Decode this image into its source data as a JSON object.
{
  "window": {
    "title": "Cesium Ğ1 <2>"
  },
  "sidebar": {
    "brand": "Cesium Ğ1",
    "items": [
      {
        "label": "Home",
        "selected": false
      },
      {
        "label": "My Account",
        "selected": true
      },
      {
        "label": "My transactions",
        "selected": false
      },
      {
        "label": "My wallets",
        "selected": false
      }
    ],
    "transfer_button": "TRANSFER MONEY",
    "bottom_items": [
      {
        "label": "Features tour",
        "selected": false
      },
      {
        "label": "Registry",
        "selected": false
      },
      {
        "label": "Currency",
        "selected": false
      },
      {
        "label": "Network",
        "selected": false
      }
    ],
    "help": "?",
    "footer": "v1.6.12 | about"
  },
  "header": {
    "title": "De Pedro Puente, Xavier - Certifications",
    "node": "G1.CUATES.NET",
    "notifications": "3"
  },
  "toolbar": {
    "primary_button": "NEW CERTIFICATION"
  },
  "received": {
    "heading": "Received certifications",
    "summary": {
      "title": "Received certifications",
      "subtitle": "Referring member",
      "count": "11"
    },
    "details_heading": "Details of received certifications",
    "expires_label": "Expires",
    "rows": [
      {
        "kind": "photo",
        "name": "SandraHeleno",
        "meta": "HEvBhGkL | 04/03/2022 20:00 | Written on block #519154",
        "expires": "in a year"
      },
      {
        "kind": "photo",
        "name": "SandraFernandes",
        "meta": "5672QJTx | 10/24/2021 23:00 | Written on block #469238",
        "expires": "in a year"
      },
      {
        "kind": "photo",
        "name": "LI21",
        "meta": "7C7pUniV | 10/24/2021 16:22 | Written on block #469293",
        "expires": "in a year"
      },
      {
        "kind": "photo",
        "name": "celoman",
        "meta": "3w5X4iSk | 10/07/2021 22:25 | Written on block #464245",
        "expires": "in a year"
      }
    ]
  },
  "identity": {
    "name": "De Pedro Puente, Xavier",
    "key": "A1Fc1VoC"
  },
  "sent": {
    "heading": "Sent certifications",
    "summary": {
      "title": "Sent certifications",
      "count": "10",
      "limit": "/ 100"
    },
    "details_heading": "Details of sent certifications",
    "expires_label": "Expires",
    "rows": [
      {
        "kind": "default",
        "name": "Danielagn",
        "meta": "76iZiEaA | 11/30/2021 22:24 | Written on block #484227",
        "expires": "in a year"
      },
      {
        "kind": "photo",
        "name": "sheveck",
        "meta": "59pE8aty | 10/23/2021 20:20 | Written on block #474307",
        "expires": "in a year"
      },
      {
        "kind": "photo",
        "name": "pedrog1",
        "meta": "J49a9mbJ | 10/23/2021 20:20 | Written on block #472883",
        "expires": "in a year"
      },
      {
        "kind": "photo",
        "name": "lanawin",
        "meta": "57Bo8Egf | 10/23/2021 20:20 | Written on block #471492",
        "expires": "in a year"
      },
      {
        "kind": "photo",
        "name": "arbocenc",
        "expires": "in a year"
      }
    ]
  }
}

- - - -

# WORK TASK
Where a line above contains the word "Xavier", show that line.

# THE ANSWER
    "title": "De Pedro Puente, Xavier - Certifications",
    "name": "De Pedro Puente, Xavier",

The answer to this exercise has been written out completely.